It may surprise parents, but children know very well what’s good for them; they use their parent’s example as a guide. When parents aren’t addicted to sugar, neither are their children.

Parents provide the model; they educate and chart the course. When children are offered a richly varied diet, they’ll help themselves.

Parents decide what groceries to buy and how they’ll be served; the child decides what, of that, he’ll eat without the parents asking, begging, or forcing him to.

“Let it be” means this: you offer your child good food, and she’ll get to know what good food is in her own time. What she doesn’t eat today, she can discover tomorrow.

P.S. 1

By the way, children don’t need a “kid’s menu,” an extra serving of milk, or any so-called “suitable for children” processed foods. Food marketed to children can’t give them what they really need: good-quality, natural food, cooked with love and eaten happily.

P.S. 2

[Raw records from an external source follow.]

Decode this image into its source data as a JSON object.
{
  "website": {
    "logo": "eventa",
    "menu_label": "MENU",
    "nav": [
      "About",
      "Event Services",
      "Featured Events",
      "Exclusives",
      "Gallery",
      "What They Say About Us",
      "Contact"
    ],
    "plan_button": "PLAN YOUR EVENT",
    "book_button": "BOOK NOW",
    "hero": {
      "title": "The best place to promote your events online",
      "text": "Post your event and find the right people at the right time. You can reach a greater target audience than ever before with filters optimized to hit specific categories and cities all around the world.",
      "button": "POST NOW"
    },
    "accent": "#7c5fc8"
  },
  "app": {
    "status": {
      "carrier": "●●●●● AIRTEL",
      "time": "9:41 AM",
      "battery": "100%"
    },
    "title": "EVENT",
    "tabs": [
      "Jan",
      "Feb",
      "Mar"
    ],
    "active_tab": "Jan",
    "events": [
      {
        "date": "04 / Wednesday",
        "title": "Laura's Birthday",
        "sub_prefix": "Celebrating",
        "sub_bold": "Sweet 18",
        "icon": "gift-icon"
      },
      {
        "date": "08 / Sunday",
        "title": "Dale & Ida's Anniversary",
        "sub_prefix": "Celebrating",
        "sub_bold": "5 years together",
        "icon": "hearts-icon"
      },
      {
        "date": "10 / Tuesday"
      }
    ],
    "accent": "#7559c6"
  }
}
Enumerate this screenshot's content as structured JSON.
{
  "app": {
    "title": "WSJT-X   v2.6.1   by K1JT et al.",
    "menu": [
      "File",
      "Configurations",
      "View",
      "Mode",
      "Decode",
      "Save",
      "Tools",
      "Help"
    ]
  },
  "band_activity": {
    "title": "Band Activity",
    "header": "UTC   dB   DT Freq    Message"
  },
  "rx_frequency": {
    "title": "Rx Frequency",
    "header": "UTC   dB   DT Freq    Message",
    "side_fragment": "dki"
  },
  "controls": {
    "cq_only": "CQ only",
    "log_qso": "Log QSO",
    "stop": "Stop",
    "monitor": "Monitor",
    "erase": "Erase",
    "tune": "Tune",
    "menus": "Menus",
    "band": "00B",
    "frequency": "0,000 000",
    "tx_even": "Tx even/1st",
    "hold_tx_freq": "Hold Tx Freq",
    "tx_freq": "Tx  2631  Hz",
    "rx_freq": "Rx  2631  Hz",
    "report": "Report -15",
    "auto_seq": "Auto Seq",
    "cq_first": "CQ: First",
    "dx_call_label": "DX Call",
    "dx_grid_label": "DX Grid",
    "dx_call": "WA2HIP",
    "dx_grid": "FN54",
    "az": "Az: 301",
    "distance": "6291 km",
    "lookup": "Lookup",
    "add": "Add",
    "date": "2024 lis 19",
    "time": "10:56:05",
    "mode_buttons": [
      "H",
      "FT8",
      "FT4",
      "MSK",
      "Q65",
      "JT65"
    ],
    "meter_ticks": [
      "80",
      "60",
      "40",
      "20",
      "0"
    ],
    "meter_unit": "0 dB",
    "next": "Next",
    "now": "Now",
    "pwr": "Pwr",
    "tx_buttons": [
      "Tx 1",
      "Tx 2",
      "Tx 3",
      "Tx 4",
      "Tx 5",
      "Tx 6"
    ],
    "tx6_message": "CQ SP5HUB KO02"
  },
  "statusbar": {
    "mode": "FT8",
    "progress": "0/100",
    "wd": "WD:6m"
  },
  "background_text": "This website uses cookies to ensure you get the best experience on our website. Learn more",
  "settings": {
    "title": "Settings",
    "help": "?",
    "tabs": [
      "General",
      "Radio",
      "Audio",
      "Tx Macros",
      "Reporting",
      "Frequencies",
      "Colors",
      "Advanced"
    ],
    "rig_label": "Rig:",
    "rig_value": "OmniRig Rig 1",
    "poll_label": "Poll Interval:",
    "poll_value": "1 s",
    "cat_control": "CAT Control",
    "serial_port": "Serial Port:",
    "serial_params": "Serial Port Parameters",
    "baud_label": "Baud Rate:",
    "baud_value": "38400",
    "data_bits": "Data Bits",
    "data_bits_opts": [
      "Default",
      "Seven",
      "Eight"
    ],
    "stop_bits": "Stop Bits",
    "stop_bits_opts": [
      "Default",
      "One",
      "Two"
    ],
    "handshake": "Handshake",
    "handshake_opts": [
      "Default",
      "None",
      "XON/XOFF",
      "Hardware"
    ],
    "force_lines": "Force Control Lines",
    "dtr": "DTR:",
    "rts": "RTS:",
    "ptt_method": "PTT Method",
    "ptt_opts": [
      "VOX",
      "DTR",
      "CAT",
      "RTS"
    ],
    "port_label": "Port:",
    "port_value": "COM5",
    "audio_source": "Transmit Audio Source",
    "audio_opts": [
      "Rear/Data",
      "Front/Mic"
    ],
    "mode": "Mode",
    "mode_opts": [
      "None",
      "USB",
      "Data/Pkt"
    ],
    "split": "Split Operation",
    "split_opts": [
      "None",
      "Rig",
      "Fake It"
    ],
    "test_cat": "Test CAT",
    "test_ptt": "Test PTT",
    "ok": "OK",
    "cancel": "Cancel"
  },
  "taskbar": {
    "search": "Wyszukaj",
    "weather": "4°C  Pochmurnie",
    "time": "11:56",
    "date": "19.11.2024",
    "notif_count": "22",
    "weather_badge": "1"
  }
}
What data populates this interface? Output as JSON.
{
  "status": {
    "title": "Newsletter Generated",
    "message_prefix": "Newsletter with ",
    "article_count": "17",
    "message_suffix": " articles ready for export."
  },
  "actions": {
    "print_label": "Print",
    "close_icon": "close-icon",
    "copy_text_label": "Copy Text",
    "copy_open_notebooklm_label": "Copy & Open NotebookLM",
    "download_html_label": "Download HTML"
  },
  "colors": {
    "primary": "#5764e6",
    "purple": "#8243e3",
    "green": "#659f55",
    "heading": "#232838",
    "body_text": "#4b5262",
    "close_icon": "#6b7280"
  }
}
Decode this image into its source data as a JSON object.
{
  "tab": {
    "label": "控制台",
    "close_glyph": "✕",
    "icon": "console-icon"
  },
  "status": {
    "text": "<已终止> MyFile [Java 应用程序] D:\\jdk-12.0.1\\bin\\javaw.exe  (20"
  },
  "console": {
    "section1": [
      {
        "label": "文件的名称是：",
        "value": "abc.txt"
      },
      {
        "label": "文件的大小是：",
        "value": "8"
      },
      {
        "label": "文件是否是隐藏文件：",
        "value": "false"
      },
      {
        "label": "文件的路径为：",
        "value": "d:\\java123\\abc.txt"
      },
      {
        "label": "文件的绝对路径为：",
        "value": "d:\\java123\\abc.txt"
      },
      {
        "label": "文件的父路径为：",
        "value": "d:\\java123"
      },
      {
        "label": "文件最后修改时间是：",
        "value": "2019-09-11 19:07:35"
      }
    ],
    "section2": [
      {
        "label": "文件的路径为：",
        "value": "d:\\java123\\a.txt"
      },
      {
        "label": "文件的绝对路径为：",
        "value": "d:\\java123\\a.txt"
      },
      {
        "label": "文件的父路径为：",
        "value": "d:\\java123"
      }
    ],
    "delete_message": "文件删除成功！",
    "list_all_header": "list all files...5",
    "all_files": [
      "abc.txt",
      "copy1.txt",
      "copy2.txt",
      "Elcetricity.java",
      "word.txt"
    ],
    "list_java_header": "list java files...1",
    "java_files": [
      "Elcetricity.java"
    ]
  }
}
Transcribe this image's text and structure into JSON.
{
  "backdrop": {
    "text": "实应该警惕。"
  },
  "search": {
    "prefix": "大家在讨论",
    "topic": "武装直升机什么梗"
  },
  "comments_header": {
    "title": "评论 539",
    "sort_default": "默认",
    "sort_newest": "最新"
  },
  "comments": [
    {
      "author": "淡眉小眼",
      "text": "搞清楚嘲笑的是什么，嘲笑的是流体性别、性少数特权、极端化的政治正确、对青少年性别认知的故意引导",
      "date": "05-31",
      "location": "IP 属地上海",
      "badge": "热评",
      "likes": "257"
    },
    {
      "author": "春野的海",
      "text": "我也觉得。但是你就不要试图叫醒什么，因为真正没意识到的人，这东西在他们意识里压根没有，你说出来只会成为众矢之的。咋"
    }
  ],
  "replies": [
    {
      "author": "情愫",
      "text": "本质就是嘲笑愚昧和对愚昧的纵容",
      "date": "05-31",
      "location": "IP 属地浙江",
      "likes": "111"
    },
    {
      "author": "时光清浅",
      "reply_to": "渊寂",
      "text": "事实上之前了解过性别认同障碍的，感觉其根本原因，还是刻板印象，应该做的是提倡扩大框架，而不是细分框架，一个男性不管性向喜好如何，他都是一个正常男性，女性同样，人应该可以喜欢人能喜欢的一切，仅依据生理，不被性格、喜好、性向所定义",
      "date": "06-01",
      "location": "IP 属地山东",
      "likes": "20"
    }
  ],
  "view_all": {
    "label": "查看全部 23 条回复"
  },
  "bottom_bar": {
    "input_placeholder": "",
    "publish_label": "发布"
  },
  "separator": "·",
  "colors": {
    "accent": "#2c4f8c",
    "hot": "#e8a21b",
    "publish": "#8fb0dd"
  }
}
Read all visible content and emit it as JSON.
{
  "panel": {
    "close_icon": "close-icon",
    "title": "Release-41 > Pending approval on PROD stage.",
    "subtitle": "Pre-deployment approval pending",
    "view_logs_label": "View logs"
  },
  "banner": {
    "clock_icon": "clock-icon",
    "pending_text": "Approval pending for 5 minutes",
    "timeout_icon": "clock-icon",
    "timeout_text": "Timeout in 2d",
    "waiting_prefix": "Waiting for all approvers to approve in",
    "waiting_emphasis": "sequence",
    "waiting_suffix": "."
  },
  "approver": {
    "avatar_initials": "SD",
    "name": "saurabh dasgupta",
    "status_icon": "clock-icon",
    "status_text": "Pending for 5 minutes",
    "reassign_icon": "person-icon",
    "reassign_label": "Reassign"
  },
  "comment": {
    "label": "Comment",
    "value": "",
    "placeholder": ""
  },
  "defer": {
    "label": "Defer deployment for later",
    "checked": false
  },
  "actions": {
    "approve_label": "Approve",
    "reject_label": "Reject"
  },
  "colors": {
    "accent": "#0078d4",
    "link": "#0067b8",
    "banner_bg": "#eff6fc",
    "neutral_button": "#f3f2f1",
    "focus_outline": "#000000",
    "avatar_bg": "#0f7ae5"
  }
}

Really, it’s simple: just like cigarette advertising, advertising sweet food to children should be made illegal. You can support initiatives against marketing for “children’s food”: learn more at Foodwatch and Greenpeace.